Available data
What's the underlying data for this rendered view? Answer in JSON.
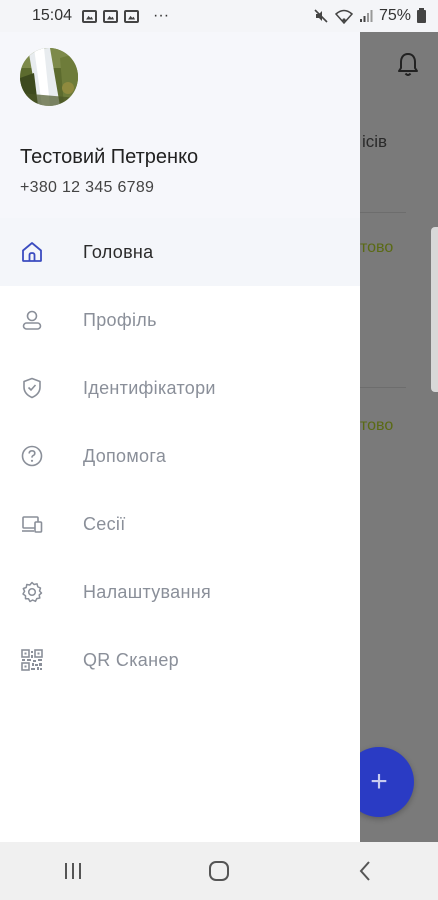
{
  "status_bar": {
    "time": "15:04",
    "dots": "···",
    "battery_percent": "75%"
  },
  "drawer": {
    "user": {
      "name": "Тестовий Петренко",
      "phone": "+380 12 345 6789"
    },
    "menu": [
      {
        "label": "Головна",
        "icon": "home-icon",
        "active": true
      },
      {
        "label": "Профіль",
        "icon": "user-icon",
        "active": false
      },
      {
        "label": "Ідентифікатори",
        "icon": "shield-check-icon",
        "active": false
      },
      {
        "label": "Допомога",
        "icon": "help-circle-icon",
        "active": false
      },
      {
        "label": "Сесії",
        "icon": "devices-icon",
        "active": false
      },
      {
        "label": "Налаштування",
        "icon": "gear-icon",
        "active": false
      },
      {
        "label": "QR Сканер",
        "icon": "qr-code-icon",
        "active": false
      }
    ]
  },
  "background": {
    "partial_text_1": "ісів",
    "partial_status_1": "тово",
    "partial_status_2": "тово",
    "fab_label": "+"
  },
  "colors": {
    "accent": "#2a3bc4",
    "active_icon": "#3b4cc0",
    "inactive_text": "#8a8f99",
    "status_green": "#5a6a14"
  }
}
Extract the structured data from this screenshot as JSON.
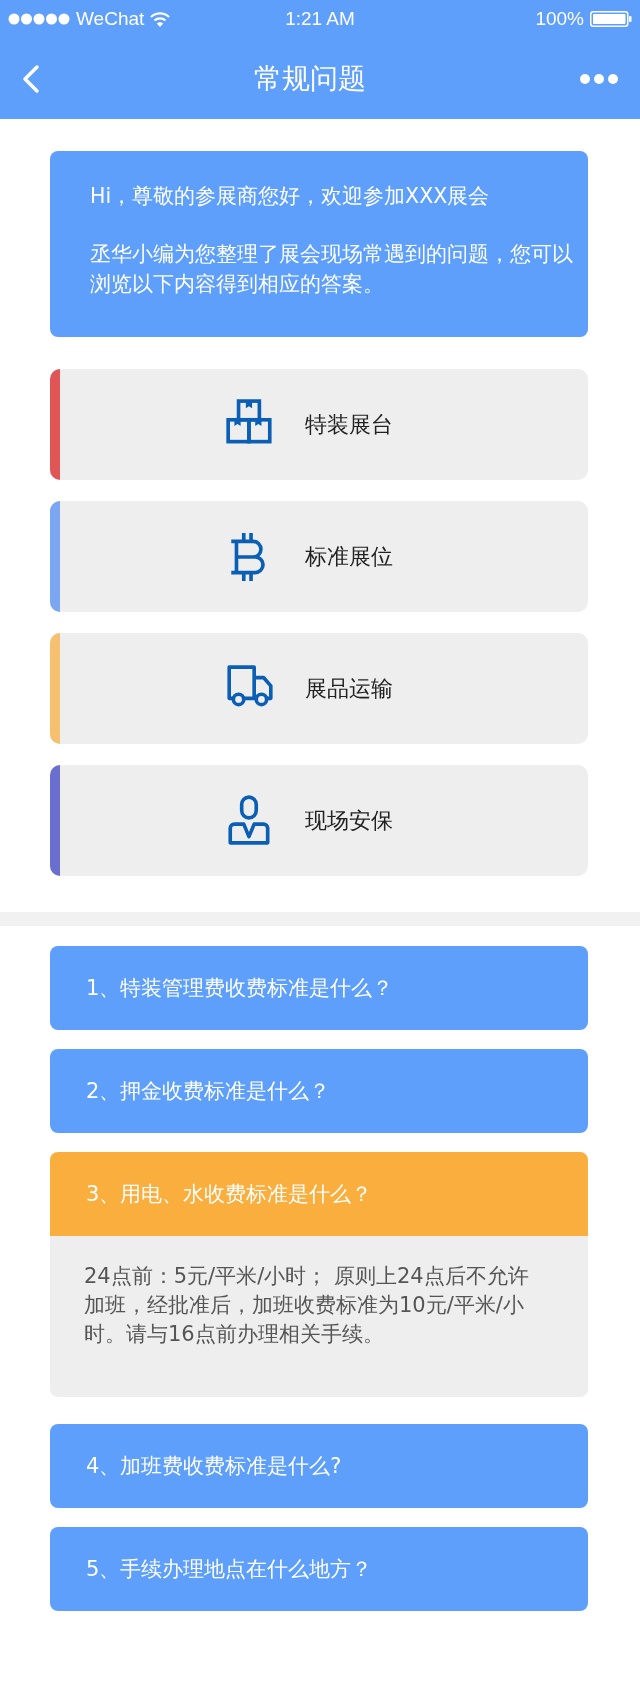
{
  "status_bar": {
    "carrier": "WeChat",
    "time": "1:21 AM",
    "battery": "100%"
  },
  "nav_bar": {
    "title": "常规问题"
  },
  "intro": {
    "greeting": "Hi，尊敬的参展商您好，欢迎参加XXX展会",
    "message": "丞华小编为您整理了展会现场常遇到的问题，您可以浏览以下内容得到相应的答案。"
  },
  "categories": [
    {
      "label": "特装展台",
      "kind": "boxes",
      "color": "#e05555"
    },
    {
      "label": "标准展位",
      "kind": "bitcoin",
      "color": "#7ba6f2"
    },
    {
      "label": "展品运输",
      "kind": "truck",
      "color": "#f6c070"
    },
    {
      "label": "现场安保",
      "kind": "person",
      "color": "#6a6fcf"
    }
  ],
  "faq": [
    {
      "question": "1、特装管理费收费标准是什么？",
      "expanded": false
    },
    {
      "question": "2、押金收费标准是什么？",
      "expanded": false
    },
    {
      "question": "3、用电、水收费标准是什么？",
      "expanded": true,
      "answer": "24点前：5元/平米/小时； 原则上24点后不允许加班，经批准后，加班收费标准为10元/平米/小时。请与16点前办理相关手续。"
    },
    {
      "question": "4、加班费收费标准是什么?",
      "expanded": false
    },
    {
      "question": "5、手续办理地点在什么地方？",
      "expanded": false
    }
  ]
}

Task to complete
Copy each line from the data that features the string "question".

Response below
      "question": "1、特装管理费收费标准是什么？",
      "question": "2、押金收费标准是什么？",
      "question": "3、用电、水收费标准是什么？",
      "question": "4、加班费收费标准是什么?",
      "question": "5、手续办理地点在什么地方？",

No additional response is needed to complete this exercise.